This research will investigate efficiency improvements for pure oxygen breathing apparatuses used by miners in emergencies, namely self-contained self-rescuers, and develop an improved ergonomic design.

Topic Area

Contract Status & Impact

This contract is complete. To receive a copy of the final report, send a request to OMSHR@cdc.gov.

Current self-contained self-rescuers (SCSRs) operate inefficiently by providing a constant flow rate of oxygen that is not based on the user's breathing pattern. Because of their design, current SCSRs also tire users by requiring “respiratory pulling” on the demand valve when users are breathing more heavily. The objective of this research was to develop a vest style mine escape SCSR by studying and adapting efficiency enhancements that can be applied to existing SCSRs.

Under this contract, the Navy Experimental Diving Unit improved the efficiency of the current SCSR oxygen dosing system by incorporating electronic and/or mechanical ventilation-linked, dosing valve control designs into a hybrid prototype using existing mining SCSRs as a test platform.

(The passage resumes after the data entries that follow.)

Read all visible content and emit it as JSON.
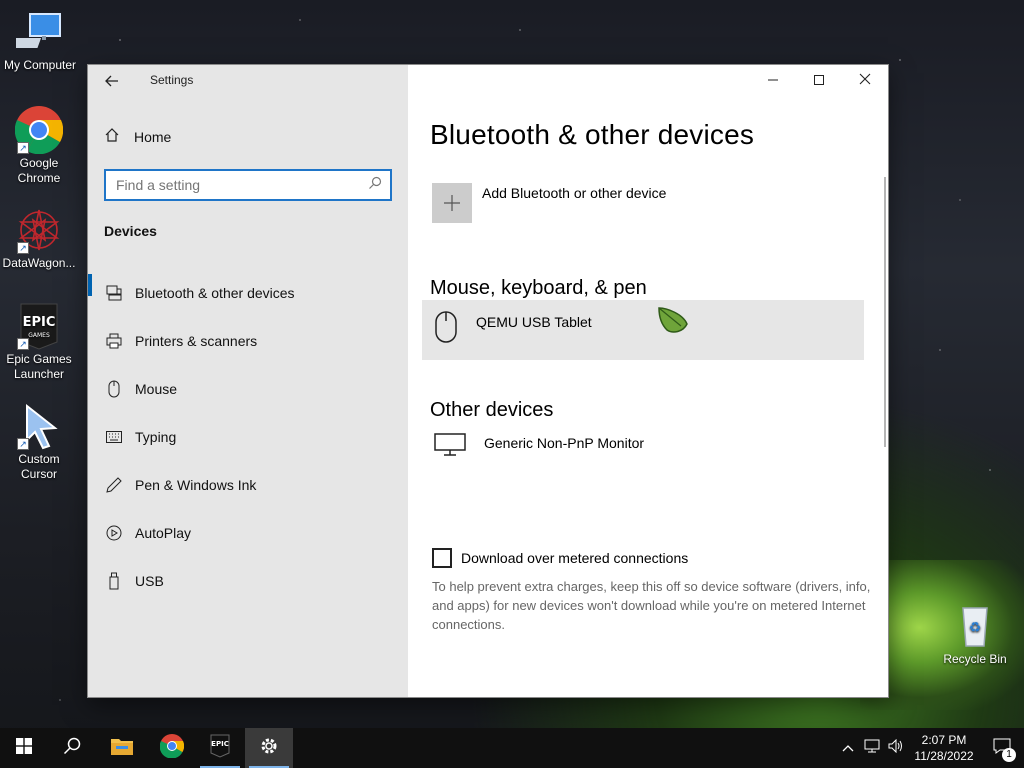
{
  "desktop": {
    "icons": [
      {
        "label": "My Computer"
      },
      {
        "label": "Google Chrome"
      },
      {
        "label": "DataWagon..."
      },
      {
        "label": "Epic Games Launcher"
      },
      {
        "label": "Custom Cursor"
      },
      {
        "label": "Recycle Bin"
      }
    ]
  },
  "window": {
    "title": "Settings",
    "back_icon": "back-arrow-icon"
  },
  "sidebar": {
    "home_label": "Home",
    "search_placeholder": "Find a setting",
    "section_label": "Devices",
    "items": [
      {
        "label": "Bluetooth & other devices",
        "icon": "bluetooth-devices-icon",
        "active": true
      },
      {
        "label": "Printers & scanners",
        "icon": "printer-icon"
      },
      {
        "label": "Mouse",
        "icon": "mouse-icon"
      },
      {
        "label": "Typing",
        "icon": "keyboard-icon"
      },
      {
        "label": "Pen & Windows Ink",
        "icon": "pen-icon"
      },
      {
        "label": "AutoPlay",
        "icon": "autoplay-icon"
      },
      {
        "label": "USB",
        "icon": "usb-icon"
      }
    ]
  },
  "content": {
    "title": "Bluetooth & other devices",
    "add_device_label": "Add Bluetooth or other device",
    "groups": [
      {
        "title": "Mouse, keyboard, & pen",
        "devices": [
          {
            "name": "QEMU USB Tablet",
            "icon": "mouse-icon"
          }
        ]
      },
      {
        "title": "Other devices",
        "devices": [
          {
            "name": "Generic Non-PnP Monitor",
            "icon": "monitor-icon"
          }
        ]
      }
    ],
    "metered_label": "Download over metered connections",
    "metered_checked": false,
    "help_text": "To help prevent extra charges, keep this off so device software (drivers, info, and apps) for new devices won't download while you're on metered Internet connections."
  },
  "taskbar": {
    "time": "2:07 PM",
    "date": "11/28/2022",
    "notification_count": "1"
  },
  "colors": {
    "accent": "#0063b1",
    "search_border": "#1f75c8",
    "sidebar_bg": "#e6e6e6"
  }
}
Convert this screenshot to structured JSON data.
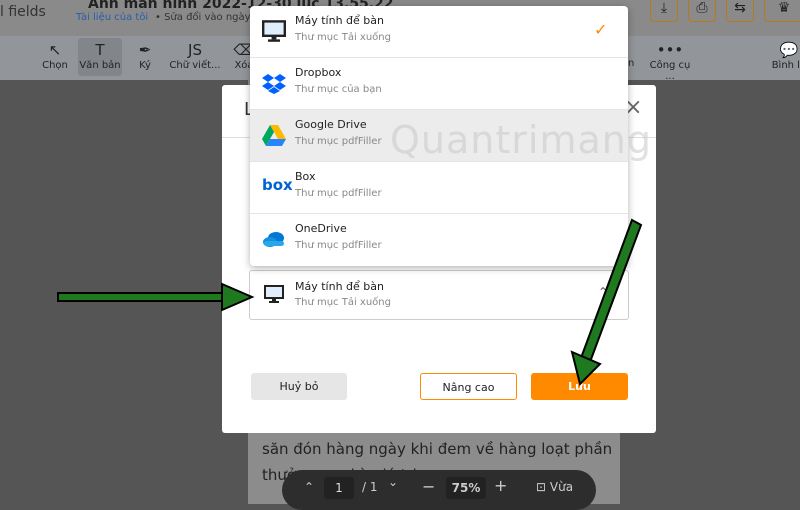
{
  "header": {
    "left_text": "l fields",
    "doc_title": "Ảnh màn hình 2022-12-30 lúc 13.55.22",
    "breadcrumb": "Tài liệu của tôi",
    "modified": "Sửa đổi vào ngày",
    "buttons": [
      "download-icon",
      "print-icon",
      "convert-icon",
      "crown-icon"
    ]
  },
  "toolbar": {
    "tools": [
      {
        "label": "Chọn",
        "icon": "↖"
      },
      {
        "label": "Văn bản",
        "icon": "T"
      },
      {
        "label": "Ký",
        "icon": "✒"
      },
      {
        "label": "Chữ viết...",
        "icon": "JS"
      },
      {
        "label": "Xóa",
        "icon": "⌫"
      }
    ],
    "more": "Công cụ ...",
    "more_icon": "•••",
    "partial": "n",
    "comment": "Bình lu",
    "comment_icon": "💬"
  },
  "dialog": {
    "title": "L",
    "close": "×",
    "selected": {
      "name": "Máy tính để bàn",
      "sub": "Thư mục Tải xuống"
    },
    "cancel": "Huỷ bỏ",
    "advanced": "Nâng cao",
    "save": "Lưu"
  },
  "dropdown": {
    "options": [
      {
        "name": "Máy tính để bàn",
        "sub": "Thư mục Tải xuống",
        "checked": true
      },
      {
        "name": "Dropbox",
        "sub": "Thư mục của bạn"
      },
      {
        "name": "Google Drive",
        "sub": "Thư mục pdfFiller"
      },
      {
        "name": "Box",
        "sub": "Thư mục pdfFiller"
      },
      {
        "name": "OneDrive",
        "sub": "Thư mục pdfFiller"
      }
    ],
    "check": "✓"
  },
  "document": {
    "line1": "săn đón hàng ngày khi đem về hàng loạt phần",
    "line2": "thưởng cực kỳ giá trị"
  },
  "nav": {
    "page": "1",
    "total": "/ 1",
    "zoom": "75%",
    "fit": "Vừa",
    "minus": "−",
    "plus": "+",
    "up": "⌃",
    "down": "⌄"
  },
  "watermark": "Quantrimang",
  "colors": {
    "accent": "#ff8a00",
    "arrow": "#1f7a1f"
  }
}
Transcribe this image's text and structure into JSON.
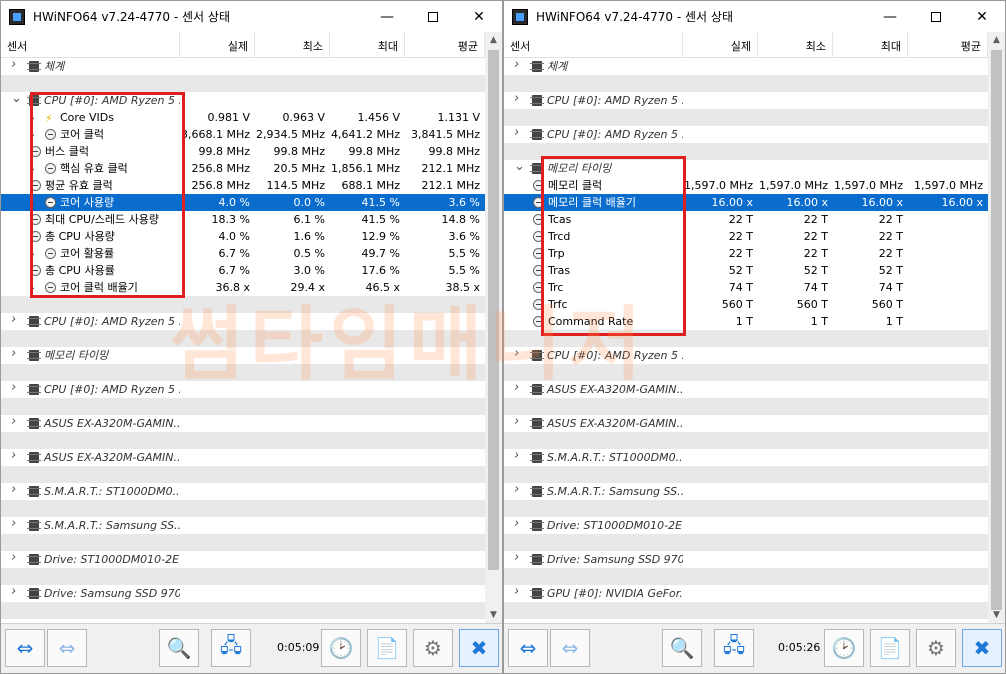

Based on this research, a separate contract was awarded to a different contractor to develop a new one-hour duration vest style SCSR prototype.

This contract was funded as part of an interagency agreement program, which provides a formal means for federal government agencies to share and further technology that could apply to and benefit mine safety and health. Through this program, the Office of Mine Safety and Health Research (OMSHR) identifies other government agencies with the knowledge, skills, and abilities relevant to a health and safety gap and works collaboratively with these agencies to identify the type of technology solution desired and to determine specifications for this technology.

Following a catastrophic event, mine workers and rescue teams may be exposed to harmful gases in the mine atmosphere. Breathing air supplies (BAS) technologies are used to isolate the lungs from this atmosphere or provide refuge alternatives where the atmosphere is controlled. Breathing air supplies for underground mining refer to a range of devices and systems that offer respiratory protection to miners in the event of an emergency. Some examples of BAS are SCSRs, closed-circuit oxygen breathing apparatus (CCBAs), and gas supplies for refuge alternatives. Advanced BAS technology could improve a mine worker’s chances of surviving a mine disaster.


TOP